Mangrove forest phenology at the regional scale have been poorly investigated and its driving factors remain unclear. Multi-temporal remote sensing represents a key tool to investigate vegetation phenology, particularly in environments with limited accessibility and lack of in situ measurements. This paper presents the first characterisation of mangrove forest phenology from the Yucatan Peninsula, south east Mexico. We used 15-year time-series of four vegetation indices (EVI, NDVI, gNDVI and NDWI) derived from MODIS surface reflectance to estimate phenological parameters which were then compared with in situ climatic variables, salinity and litterfall. The Discrete Fourier Transform (DFT) was used to smooth the raw data and four phenological parameters were estimated: start of season (SOS), time of maximum greenness (Max Green), end of season (EOS) and length of season (LOS). Litterfall showed a distinct seasonal pattern with higher rates during the end of the dry season and during the wet season. Litterfall was positively correlated with temperature (r = 0.88, p <0.01) and salinity (r = 0.70, p <0.01). The results revealed that although mangroves are evergreen species the mangrove forest has clear greenness seasonality which is negatively correlated with litterfall and generally lagged behind maximum rainfall. The dates of phenological metrics varied depending on the choice of vegetation indices reflecting the sensitivity of each index to a particular aspect of vegetation growth. NDWI, an index associated to canopy water content and soil moisture had advanced dates of SOS, Max Green and EOS while gNDVI, an index primarily related to canopy chlorophyll content had delayed dates. SOS ranged between day of the year (DOY) 144 (late dry season) and DOY 220 (rainy season) while the EOS occurred between DOY 104 (mid-dry season) to DOY 160 (early rainy season). The length of the growing season ranged between 228 and 264 days. Sites receiving a greater amount of rainfall between January and March showed an advanced SOS and Max Green. This phenological characterisation is useful to understand the mangrove forest dynamics at the landscape scale and to monitor the status of mangrove. In addition the results will serve as a baseline against which to compare future changes in mangrove phenology due to natural or anthropogenic causes.

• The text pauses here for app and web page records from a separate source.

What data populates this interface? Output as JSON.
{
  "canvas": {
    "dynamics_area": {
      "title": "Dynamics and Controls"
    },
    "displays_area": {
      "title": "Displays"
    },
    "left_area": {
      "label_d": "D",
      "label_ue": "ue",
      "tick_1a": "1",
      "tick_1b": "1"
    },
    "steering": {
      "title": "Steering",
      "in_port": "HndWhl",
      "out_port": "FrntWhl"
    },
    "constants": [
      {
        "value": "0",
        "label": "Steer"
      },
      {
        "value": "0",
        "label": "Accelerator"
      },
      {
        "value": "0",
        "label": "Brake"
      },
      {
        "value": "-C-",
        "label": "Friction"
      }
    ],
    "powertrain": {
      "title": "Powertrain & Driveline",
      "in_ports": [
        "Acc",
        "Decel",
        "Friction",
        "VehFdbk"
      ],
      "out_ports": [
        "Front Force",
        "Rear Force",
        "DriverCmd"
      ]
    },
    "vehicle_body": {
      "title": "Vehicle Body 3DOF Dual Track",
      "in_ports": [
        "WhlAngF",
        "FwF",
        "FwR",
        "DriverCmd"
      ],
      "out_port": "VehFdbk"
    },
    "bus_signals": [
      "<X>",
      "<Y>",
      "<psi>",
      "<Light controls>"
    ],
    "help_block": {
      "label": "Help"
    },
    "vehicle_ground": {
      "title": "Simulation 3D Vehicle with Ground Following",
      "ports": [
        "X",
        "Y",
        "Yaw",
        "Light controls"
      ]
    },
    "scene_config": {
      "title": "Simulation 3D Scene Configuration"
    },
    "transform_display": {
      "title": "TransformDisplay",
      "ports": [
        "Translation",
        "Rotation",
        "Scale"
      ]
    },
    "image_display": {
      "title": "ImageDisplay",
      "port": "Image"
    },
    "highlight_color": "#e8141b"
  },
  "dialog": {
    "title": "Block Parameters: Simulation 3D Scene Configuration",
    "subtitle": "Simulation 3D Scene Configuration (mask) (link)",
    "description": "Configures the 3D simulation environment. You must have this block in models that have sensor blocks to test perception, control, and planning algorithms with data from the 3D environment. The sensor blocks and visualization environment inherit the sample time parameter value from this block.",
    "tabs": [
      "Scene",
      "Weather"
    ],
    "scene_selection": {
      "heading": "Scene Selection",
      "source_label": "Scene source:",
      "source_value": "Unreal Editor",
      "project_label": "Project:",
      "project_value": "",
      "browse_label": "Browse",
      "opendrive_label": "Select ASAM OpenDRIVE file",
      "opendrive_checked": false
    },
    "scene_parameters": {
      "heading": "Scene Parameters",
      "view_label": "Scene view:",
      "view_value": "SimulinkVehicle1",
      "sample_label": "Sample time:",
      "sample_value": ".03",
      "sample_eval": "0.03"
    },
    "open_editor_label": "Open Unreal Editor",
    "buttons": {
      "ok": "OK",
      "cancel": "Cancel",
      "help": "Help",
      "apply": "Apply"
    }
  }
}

Bibliographic note

This is the author’s version of a work that was accepted for publication in Remote Sensing of Environment. Changes resulting from the publishing process, such as peer review, editing, corrections, structural formatting, and other quality control mechanisms may not be reflected in this document. Changes may have been made to this work since it was submitted for publication. A definitive version was subsequently published in Remote Sensing of Environment, 205, 2018 DOI: 10.1016/j.rse.2017.11.009